Jhpiego’s efforts to promote gender equity in these regions of Guatemala reflect the organization’s global gender strategy. Across Africa, Asia and South America, Jhpiego is working to create gender-equitable and inclusive health systems so that all health workers and their clients have the power and opportunity to reach their full potential. Our Gender-Transformative Leadership: A Participatory Toolkit for Health Workers, released in 2020, outlines steps toward reaching equitable representation of women in global health decision-making. A few examples of our gender work include:

  • In Liberia, Jhpiego led a gender-transformative, leadership skills-building training for health facility managers, prioritizing women for enrollment.
  • In Tanzania and Ethiopia, Jhpiego trains leaders of health education institutions, including doctors, nurses and midwives, in gender-transformative leadership, covering topics such as negotiation, presentation skills and networking. Jhpiego will do similar work under the Guatemala PSN project.
  • From Nigeria to the Philippines, we have influenced health policies and trained thousands of health workers to promote gender-responsive services.

In Guatemala, working closely with indigenous leaders, PSN is focused on strengthening women’s roles in the community—whether by preparing a cadre of midwives with university degrees to address a broader range of health concerns (Técnica Universitaria en Partería), building the skills of CHWs, including community midwives, or offering women leadership opportunities in local health commissions.

Wheel of practice for better living

Tomás uses the “Wheel of Practice for Better Living,” shown here, to help deliver health messages to women and families. Photo credit: Jhpiego

For Tomás, supporting her community includes sharing with women the “Wheel of Practice for Better Living,” 19 universally recommended messages related to improved health and nutrition. An illustrated chart job aid covers three health areas—everyday hygiene practices, healthy habits during pregnancy and care for children up to two years of age. During their neighborhood walks, 118 CHWs, supported by PSN, talk with families about the importance of handwashing, keeping toilets clean and drinking boiled or chlorinated water.

They advise pregnant women to eat well, take their supplements, attend their antenatal checkups, recognize danger signs in pregnancy and prepare a birth plan. For families with small children, they reiterate the importance of exclusive breastfeeding for the first six months, regular health checkups for children, and age-appropriate feeding and nutrition. The CHWs also assist in making timely referrals for women and children to health care facilities when required.

Guatemala is moving forward

Community facilitators attend a recent training on how to use the “Wheel of Practice for Better Living.” So far, 92 community facilitators like Tomás have been recruited from rural areas. Photo credit: Jhpiego

Tomás and other women donning new leadership roles and steering efforts to improve health and nutrition of women, children and families in their communities are sure to bring positive change. “Increasing women’s participation and leadership is the goal and Guatemala is moving forward in the right direction,” says Fischer.

Fernando Arevalo is the communications officer for the PSN project.

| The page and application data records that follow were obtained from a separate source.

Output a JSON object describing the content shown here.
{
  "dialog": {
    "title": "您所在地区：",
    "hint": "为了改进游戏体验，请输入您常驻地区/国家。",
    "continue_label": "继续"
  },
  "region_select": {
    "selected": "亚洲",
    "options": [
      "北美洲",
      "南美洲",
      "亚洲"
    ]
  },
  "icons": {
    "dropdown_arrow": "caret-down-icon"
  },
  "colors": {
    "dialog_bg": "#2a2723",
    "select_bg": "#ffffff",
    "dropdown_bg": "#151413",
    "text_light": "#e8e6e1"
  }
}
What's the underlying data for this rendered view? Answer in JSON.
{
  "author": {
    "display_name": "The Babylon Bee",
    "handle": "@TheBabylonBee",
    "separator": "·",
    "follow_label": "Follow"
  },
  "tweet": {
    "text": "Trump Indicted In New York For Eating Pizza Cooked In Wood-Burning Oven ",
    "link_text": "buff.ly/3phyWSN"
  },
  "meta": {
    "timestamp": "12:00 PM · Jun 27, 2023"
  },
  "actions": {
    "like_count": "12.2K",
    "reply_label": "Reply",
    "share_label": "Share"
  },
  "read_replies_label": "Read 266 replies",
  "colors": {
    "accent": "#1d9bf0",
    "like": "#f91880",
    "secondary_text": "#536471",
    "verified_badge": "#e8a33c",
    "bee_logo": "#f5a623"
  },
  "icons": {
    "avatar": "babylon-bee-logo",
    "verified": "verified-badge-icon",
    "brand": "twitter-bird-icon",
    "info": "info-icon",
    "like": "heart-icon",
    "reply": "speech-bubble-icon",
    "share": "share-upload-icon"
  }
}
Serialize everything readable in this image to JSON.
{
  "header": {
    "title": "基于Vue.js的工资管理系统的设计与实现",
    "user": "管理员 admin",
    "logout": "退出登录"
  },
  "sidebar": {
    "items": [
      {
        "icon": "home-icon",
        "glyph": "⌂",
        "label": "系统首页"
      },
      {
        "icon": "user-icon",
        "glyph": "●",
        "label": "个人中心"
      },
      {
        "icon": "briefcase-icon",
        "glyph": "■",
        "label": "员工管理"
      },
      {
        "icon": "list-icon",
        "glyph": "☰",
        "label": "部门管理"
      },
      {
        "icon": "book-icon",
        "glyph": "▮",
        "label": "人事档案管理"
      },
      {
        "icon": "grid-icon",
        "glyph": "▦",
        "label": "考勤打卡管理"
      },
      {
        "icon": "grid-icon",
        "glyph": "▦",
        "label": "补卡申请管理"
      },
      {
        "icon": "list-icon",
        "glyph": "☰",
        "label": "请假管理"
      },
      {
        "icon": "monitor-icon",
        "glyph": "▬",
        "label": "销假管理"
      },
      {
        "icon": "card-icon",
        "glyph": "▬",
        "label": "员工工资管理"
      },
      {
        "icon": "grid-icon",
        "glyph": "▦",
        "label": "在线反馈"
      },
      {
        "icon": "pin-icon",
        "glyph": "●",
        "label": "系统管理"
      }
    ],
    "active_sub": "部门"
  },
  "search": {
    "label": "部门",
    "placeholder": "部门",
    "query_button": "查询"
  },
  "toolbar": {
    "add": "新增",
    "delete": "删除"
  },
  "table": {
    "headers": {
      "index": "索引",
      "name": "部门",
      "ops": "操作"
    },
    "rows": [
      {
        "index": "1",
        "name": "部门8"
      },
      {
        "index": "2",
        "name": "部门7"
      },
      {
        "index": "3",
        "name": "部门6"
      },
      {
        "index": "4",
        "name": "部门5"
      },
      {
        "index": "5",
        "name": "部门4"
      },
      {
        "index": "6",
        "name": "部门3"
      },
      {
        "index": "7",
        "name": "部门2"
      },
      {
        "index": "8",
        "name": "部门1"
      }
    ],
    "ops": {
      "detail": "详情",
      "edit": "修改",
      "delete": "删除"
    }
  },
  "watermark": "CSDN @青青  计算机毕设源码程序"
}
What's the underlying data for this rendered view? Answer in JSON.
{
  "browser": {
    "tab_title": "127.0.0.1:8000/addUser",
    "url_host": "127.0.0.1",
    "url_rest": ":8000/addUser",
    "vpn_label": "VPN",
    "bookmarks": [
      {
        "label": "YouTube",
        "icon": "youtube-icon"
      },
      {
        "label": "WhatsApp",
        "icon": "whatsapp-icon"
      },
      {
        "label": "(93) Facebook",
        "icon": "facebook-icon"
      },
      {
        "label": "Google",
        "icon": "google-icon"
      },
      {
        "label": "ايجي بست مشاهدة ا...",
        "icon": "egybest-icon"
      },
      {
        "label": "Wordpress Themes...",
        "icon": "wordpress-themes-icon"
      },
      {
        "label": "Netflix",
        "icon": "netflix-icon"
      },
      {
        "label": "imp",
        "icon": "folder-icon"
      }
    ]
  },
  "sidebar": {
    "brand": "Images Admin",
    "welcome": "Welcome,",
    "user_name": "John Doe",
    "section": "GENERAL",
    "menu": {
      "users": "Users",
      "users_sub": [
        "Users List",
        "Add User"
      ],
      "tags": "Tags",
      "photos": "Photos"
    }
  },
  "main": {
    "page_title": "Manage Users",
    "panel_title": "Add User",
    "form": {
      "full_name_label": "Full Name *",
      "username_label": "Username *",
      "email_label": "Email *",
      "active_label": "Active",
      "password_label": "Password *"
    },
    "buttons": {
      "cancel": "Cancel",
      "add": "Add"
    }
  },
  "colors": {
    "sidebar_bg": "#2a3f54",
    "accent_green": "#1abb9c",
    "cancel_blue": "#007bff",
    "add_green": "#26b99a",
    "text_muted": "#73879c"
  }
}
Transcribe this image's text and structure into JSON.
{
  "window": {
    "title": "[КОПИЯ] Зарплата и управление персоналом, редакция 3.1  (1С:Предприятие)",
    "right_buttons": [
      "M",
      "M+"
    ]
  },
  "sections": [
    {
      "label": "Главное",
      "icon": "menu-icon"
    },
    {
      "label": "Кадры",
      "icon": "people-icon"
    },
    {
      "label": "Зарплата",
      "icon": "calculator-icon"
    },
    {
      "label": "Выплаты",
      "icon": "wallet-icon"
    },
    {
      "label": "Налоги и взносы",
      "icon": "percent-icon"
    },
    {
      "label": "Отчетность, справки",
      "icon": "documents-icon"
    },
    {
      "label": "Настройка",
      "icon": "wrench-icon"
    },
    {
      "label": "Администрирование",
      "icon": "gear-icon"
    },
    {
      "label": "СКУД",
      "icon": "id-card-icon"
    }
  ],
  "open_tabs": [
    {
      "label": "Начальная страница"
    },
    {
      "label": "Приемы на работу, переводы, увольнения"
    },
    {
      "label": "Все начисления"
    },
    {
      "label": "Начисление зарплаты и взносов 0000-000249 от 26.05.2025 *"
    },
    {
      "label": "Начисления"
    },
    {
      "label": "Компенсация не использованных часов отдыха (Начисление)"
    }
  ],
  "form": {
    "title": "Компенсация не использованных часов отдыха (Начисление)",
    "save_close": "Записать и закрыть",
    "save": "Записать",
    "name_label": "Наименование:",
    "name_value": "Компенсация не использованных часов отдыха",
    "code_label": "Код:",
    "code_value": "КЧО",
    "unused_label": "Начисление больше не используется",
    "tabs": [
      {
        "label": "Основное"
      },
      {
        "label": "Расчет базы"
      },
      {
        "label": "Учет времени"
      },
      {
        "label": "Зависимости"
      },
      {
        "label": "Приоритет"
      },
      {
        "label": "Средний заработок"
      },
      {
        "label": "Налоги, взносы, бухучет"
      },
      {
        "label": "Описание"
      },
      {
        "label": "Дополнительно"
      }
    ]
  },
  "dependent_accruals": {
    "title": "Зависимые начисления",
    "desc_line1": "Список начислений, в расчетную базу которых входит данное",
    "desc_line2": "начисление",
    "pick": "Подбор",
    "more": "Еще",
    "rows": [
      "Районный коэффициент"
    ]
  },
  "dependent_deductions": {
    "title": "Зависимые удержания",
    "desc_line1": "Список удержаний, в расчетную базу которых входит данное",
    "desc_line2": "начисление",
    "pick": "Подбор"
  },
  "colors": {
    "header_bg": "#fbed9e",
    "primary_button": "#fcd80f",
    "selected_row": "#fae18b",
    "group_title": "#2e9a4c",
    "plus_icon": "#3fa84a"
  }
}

Indrani Kashyap is the senior communications manager for Asia and Latin America.